» **EXERCISE**: Write out all records as given; omit images.

[Data about app and page elements]
__________

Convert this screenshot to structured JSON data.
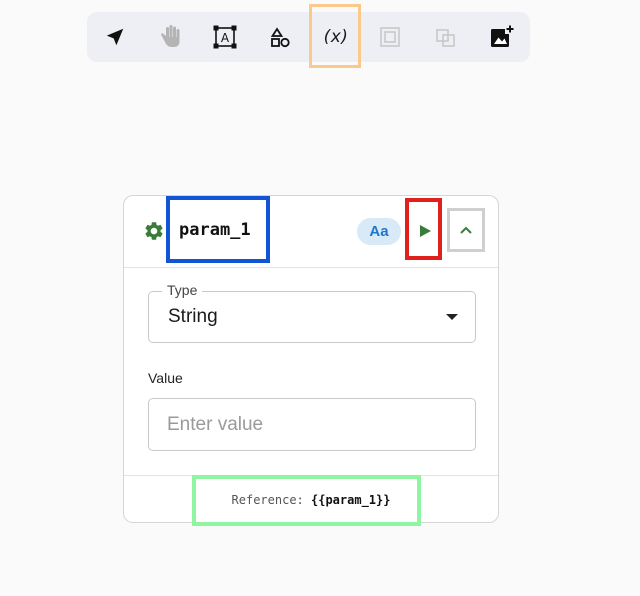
{
  "toolbar": {
    "tools": [
      {
        "name": "select",
        "icon": "navigation-arrow-icon"
      },
      {
        "name": "pan",
        "icon": "hand-icon"
      },
      {
        "name": "text",
        "icon": "text-box-icon",
        "glyph": "A"
      },
      {
        "name": "shapes",
        "icon": "shapes-icon"
      },
      {
        "name": "variable",
        "icon": "variable-icon",
        "label": "(x)",
        "state": "highlighted"
      },
      {
        "name": "group",
        "icon": "group-icon",
        "state": "disabled"
      },
      {
        "name": "ungroup",
        "icon": "ungroup-icon",
        "state": "disabled"
      },
      {
        "name": "add-image",
        "icon": "add-image-icon"
      }
    ]
  },
  "param_card": {
    "name": "param_1",
    "type_badge": "Aa",
    "settings_icon": "gear-icon",
    "run_icon": "play-icon",
    "collapse_icon": "chevron-up-icon",
    "type_field": {
      "label": "Type",
      "value": "String"
    },
    "value_field": {
      "label": "Value",
      "placeholder": "Enter value",
      "value": ""
    },
    "reference": {
      "label": "Reference:",
      "value": "{{param_1}}"
    }
  },
  "colors": {
    "accent_green": "#3a7d3a",
    "badge_bg": "#d8e9f8",
    "badge_text": "#1f77c9",
    "highlight_orange": "#fcc98c",
    "highlight_blue": "#1254d6",
    "highlight_red": "#e0201c",
    "highlight_gray": "#cfcfcf",
    "highlight_green": "#90f5a0"
  }
}
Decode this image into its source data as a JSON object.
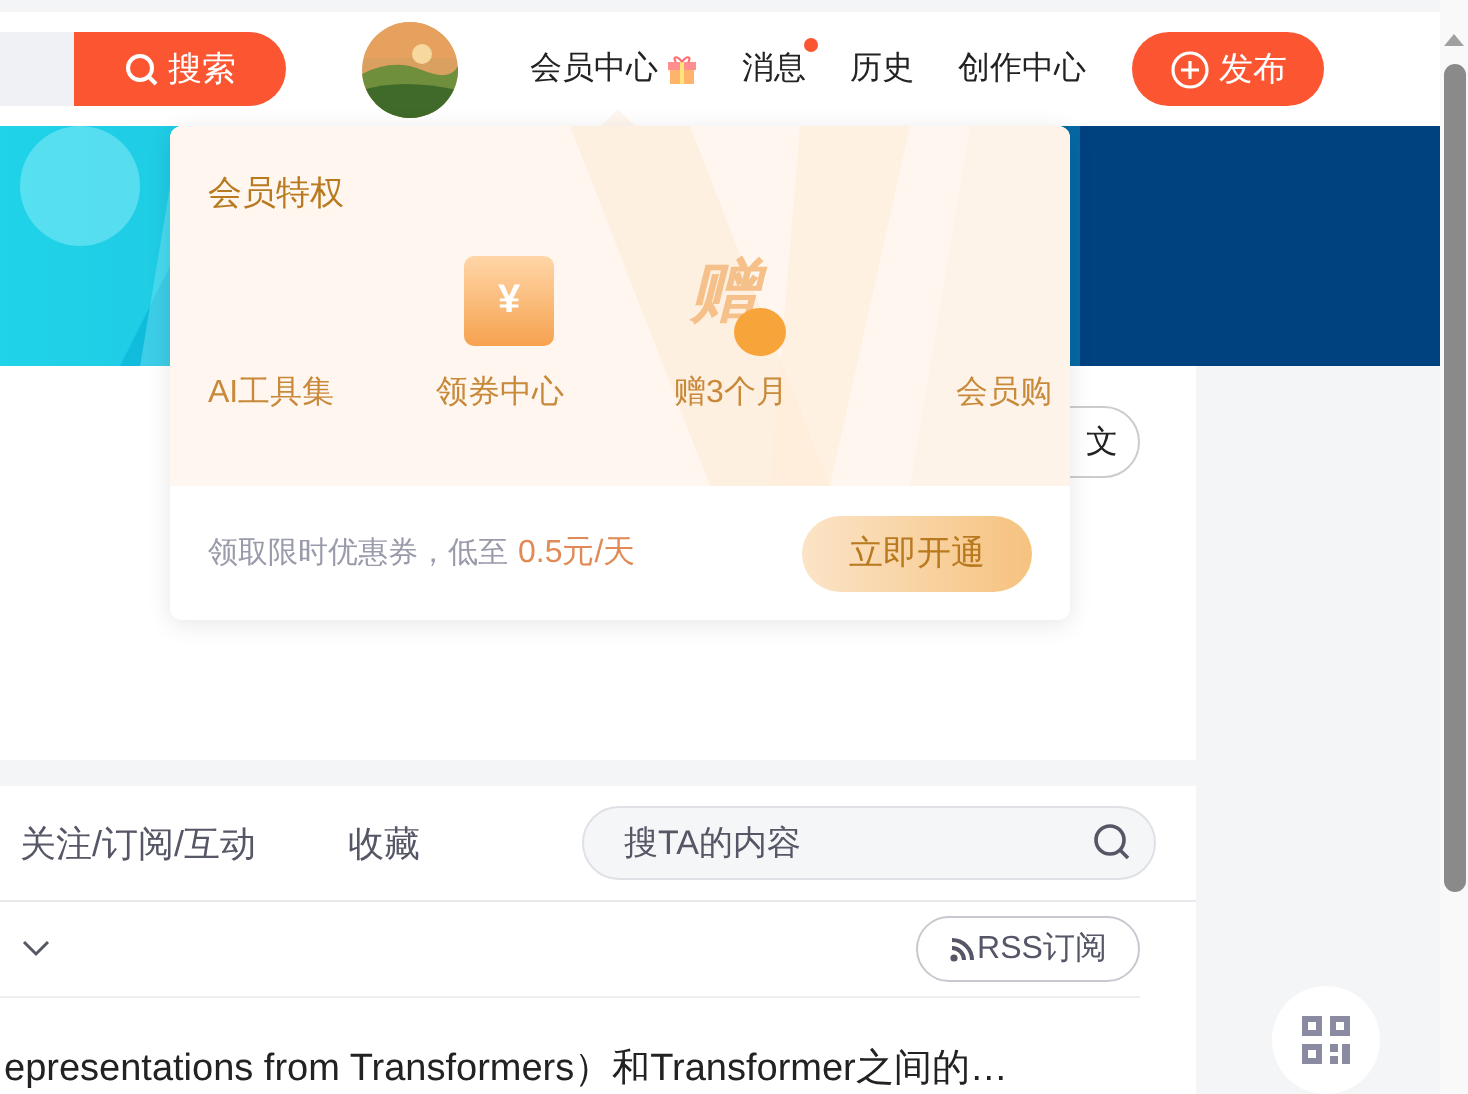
{
  "header": {
    "search_button": "搜索",
    "nav": [
      {
        "label": "会员中心",
        "kind": "gift",
        "has_dot": false
      },
      {
        "label": "消息",
        "kind": "plain",
        "has_dot": true
      },
      {
        "label": "历史",
        "kind": "plain",
        "has_dot": false
      },
      {
        "label": "创作中心",
        "kind": "plain",
        "has_dot": false
      }
    ],
    "publish_button": "发布"
  },
  "profile": {
    "action_button": "文"
  },
  "vip_popup": {
    "title": "会员特权",
    "perks": [
      {
        "label": "AI工具集",
        "kind": "none"
      },
      {
        "label": "领券中心",
        "kind": "ticket",
        "glyph": "¥"
      },
      {
        "label": "赠3个月",
        "kind": "gift_badge",
        "glyph": "赠"
      },
      {
        "label": "会员购",
        "kind": "none"
      }
    ],
    "promo_text": "领取限时优惠券，低至",
    "promo_price": "0.5元/天",
    "open_button": "立即开通"
  },
  "tabs": [
    {
      "label": "关注/订阅/互动",
      "selected": false
    },
    {
      "label": "收藏",
      "selected": false
    }
  ],
  "content_search": {
    "placeholder": "搜TA的内容"
  },
  "rss_button": "RSS订阅",
  "article_title": "epresentations from Transformers）和Transformer之间的…"
}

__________

» **ANSWER BOX**:
Convert this screenshot to structured JSON data.
{
  "toolbar": {
    "tools": [
      {
        "name": "select",
        "icon": "navigation-arrow-icon"
      },
      {
        "name": "pan",
        "icon": "hand-icon"
      },
      {
        "name": "text",
        "icon": "text-box-icon",
        "glyph": "A"
      },
      {
        "name": "shapes",
        "icon": "shapes-icon"
      },
      {
        "name": "variable",
        "icon": "variable-icon",
        "label": "(x)",
        "state": "highlighted"
      },
      {
        "name": "group",
        "icon": "group-icon",
        "state": "disabled"
      },
      {
        "name": "ungroup",
        "icon": "ungroup-icon",
        "state": "disabled"
      },
      {
        "name": "add-image",
        "icon": "add-image-icon"
      }
    ]
  },
  "param_card": {
    "name": "param_1",
    "type_badge": "Aa",
    "settings_icon": "gear-icon",
    "run_icon": "play-icon",
    "collapse_icon": "chevron-up-icon",
    "type_field": {
      "label": "Type",
      "value": "String"
    },
    "value_field": {
      "label": "Value",
      "placeholder": "Enter value",
      "value": ""
    },
    "reference": {
      "label": "Reference:",
      "value": "{{param_1}}"
    }
  },
  "colors": {
    "accent_green": "#3a7d3a",
    "badge_bg": "#d8e9f8",
    "badge_text": "#1f77c9",
    "highlight_orange": "#fcc98c",
    "highlight_blue": "#1254d6",
    "highlight_red": "#e0201c",
    "highlight_gray": "#cfcfcf",
    "highlight_green": "#90f5a0"
  }
}
Decode this image into its source data as a JSON object.
{
  "header": {
    "search_button": "搜索",
    "nav": [
      {
        "label": "会员中心",
        "kind": "gift",
        "has_dot": false
      },
      {
        "label": "消息",
        "kind": "plain",
        "has_dot": true
      },
      {
        "label": "历史",
        "kind": "plain",
        "has_dot": false
      },
      {
        "label": "创作中心",
        "kind": "plain",
        "has_dot": false
      }
    ],
    "publish_button": "发布"
  },
  "profile": {
    "action_button": "文"
  },
  "vip_popup": {
    "title": "会员特权",
    "perks": [
      {
        "label": "AI工具集",
        "kind": "none"
      },
      {
        "label": "领券中心",
        "kind": "ticket",
        "glyph": "¥"
      },
      {
        "label": "赠3个月",
        "kind": "gift_badge",
        "glyph": "赠"
      },
      {
        "label": "会员购",
        "kind": "none"
      }
    ],
    "promo_text": "领取限时优惠券，低至",
    "promo_price": "0.5元/天",
    "open_button": "立即开通"
  },
  "tabs": [
    {
      "label": "关注/订阅/互动",
      "selected": false
    },
    {
      "label": "收藏",
      "selected": false
    }
  ],
  "content_search": {
    "placeholder": "搜TA的内容"
  },
  "rss_button": "RSS订阅",
  "article_title": "epresentations from Transformers）和Transformer之间的…"
}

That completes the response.